Reducing expenses, decreasing enrollment, increasing costs, and shrinking revenue. These are the current realities of higher education.

Are your board members asking the right questions in response?

We know from a recent In Trust Center survey of board members at theological schools that a majority (65 percent of respondents) believe they are dedicating the appropriate amount of time in board meetings for strategic conversations. But is that precious time being spent asking the right questions? More specifically, are those questions ones that are related to the school’s future financial vitality?

A recent Trusteeship article, “Seven Questions Every Board Should be Asking to Prevent Becoming Financially Challenged,” helps boards identify those important questions.

Specific questions include:

  • Can we honestly say to our incoming students that “this college will better prepare you to prosper than any other relevant college?”
  • What is the full set of actions the college is taking that we know in our hearts are only temporary measures that buy us time?
  • Are we bringing world-class minds with fresh perspectives to bear on our problems, or are we relying on the same people as last year to fare better simply through more practice, or trial and error?

Read the full article to consider the full list of questions and learn more about what your board should be asking.
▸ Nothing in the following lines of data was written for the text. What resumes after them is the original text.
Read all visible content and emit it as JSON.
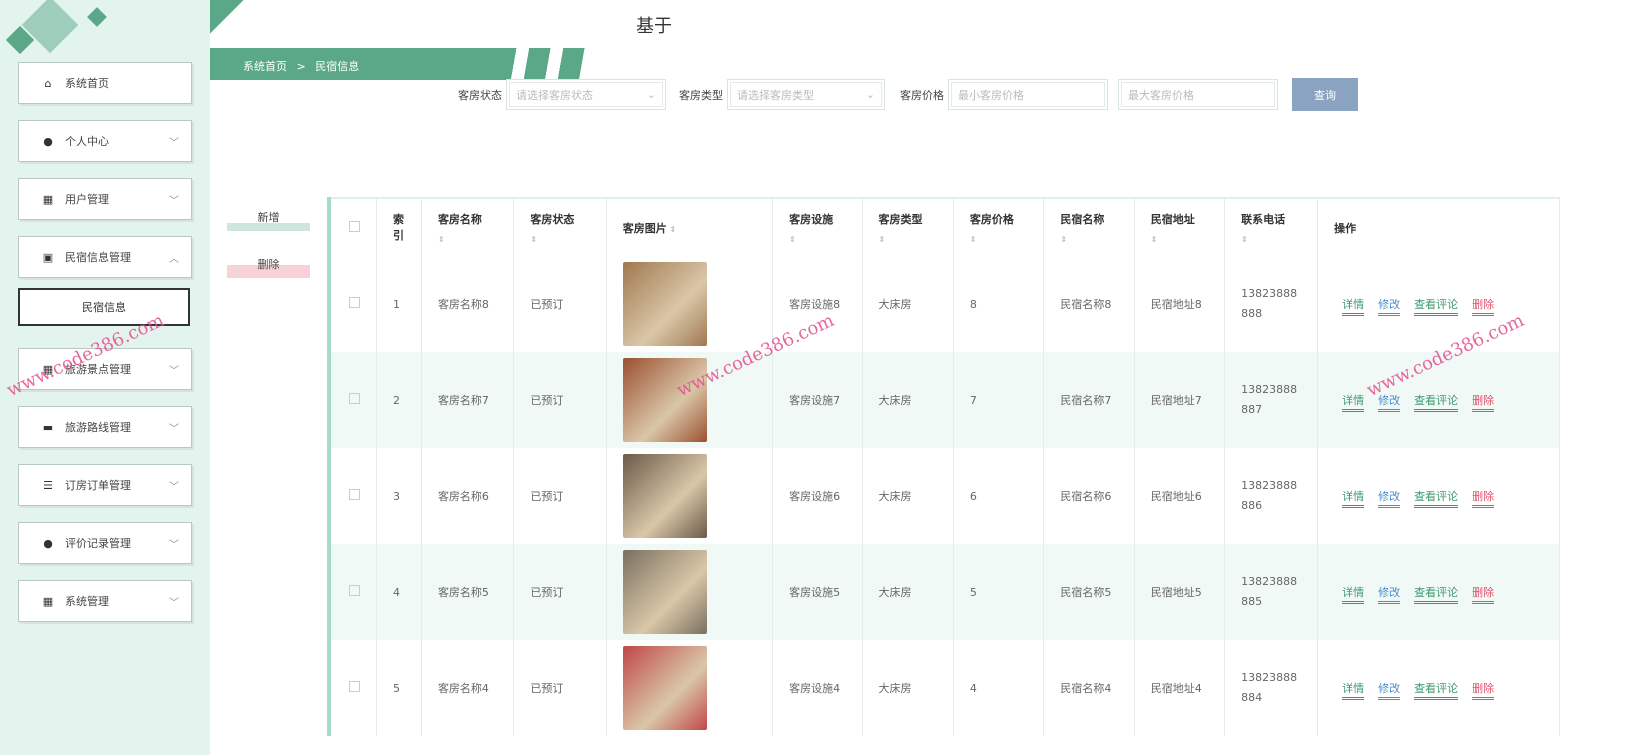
{
  "header": {
    "title": "基于",
    "breadcrumb": [
      "系统首页",
      ">",
      "民宿信息"
    ]
  },
  "sidebar": {
    "items": [
      {
        "label": "系统首页",
        "icon": "home-icon",
        "glyph": "⌂"
      },
      {
        "label": "个人中心",
        "icon": "user-icon",
        "glyph": "●"
      },
      {
        "label": "用户管理",
        "icon": "grid-icon",
        "glyph": "▦"
      },
      {
        "label": "民宿信息管理",
        "icon": "clipboard-icon",
        "glyph": "▣"
      },
      {
        "label": "旅游景点管理",
        "icon": "grid-icon",
        "glyph": "▦"
      },
      {
        "label": "旅游路线管理",
        "icon": "briefcase-icon",
        "glyph": "▬"
      },
      {
        "label": "订房订单管理",
        "icon": "list-icon",
        "glyph": "☰"
      },
      {
        "label": "评价记录管理",
        "icon": "user-icon",
        "glyph": "●"
      },
      {
        "label": "系统管理",
        "icon": "grid-icon",
        "glyph": "▦"
      }
    ],
    "submenu": "民宿信息"
  },
  "search": {
    "status_label": "客房状态",
    "status_placeholder": "请选择客房状态",
    "type_label": "客房类型",
    "type_placeholder": "请选择客房类型",
    "price_label": "客房价格",
    "min_placeholder": "最小客房价格",
    "max_placeholder": "最大客房价格",
    "query": "查询"
  },
  "actions": {
    "add": "新增",
    "delete": "删除"
  },
  "table": {
    "headers": [
      "索引",
      "客房名称",
      "客房状态",
      "客房图片",
      "客房设施",
      "客房类型",
      "客房价格",
      "民宿名称",
      "民宿地址",
      "联系电话",
      "操作"
    ],
    "ops": [
      "详情",
      "修改",
      "查看评论",
      "删除"
    ],
    "rows": [
      {
        "index": "1",
        "name": "客房名称8",
        "status": "已预订",
        "facility": "客房设施8",
        "type": "大床房",
        "price": "8",
        "mname": "民宿名称8",
        "addr": "民宿地址8",
        "phone": "13823888888",
        "img": "#a07850"
      },
      {
        "index": "2",
        "name": "客房名称7",
        "status": "已预订",
        "facility": "客房设施7",
        "type": "大床房",
        "price": "7",
        "mname": "民宿名称7",
        "addr": "民宿地址7",
        "phone": "13823888887",
        "img": "#9a5030"
      },
      {
        "index": "3",
        "name": "客房名称6",
        "status": "已预订",
        "facility": "客房设施6",
        "type": "大床房",
        "price": "6",
        "mname": "民宿名称6",
        "addr": "民宿地址6",
        "phone": "13823888886",
        "img": "#6a5a48"
      },
      {
        "index": "4",
        "name": "客房名称5",
        "status": "已预订",
        "facility": "客房设施5",
        "type": "大床房",
        "price": "5",
        "mname": "民宿名称5",
        "addr": "民宿地址5",
        "phone": "13823888885",
        "img": "#7a7060"
      },
      {
        "index": "5",
        "name": "客房名称4",
        "status": "已预订",
        "facility": "客房设施4",
        "type": "大床房",
        "price": "4",
        "mname": "民宿名称4",
        "addr": "民宿地址4",
        "phone": "13823888884",
        "img": "#c04848"
      }
    ]
  },
  "watermark": "www.code386.com",
  "colors": {
    "accent": "#5aa887",
    "detail": "#3d9a6e",
    "edit": "#4a8fd0",
    "comment": "#3d9a6e",
    "delete": "#e0506a"
  }
}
How might your board use valuable board meeting time to reflect on these questions and consider your own responses?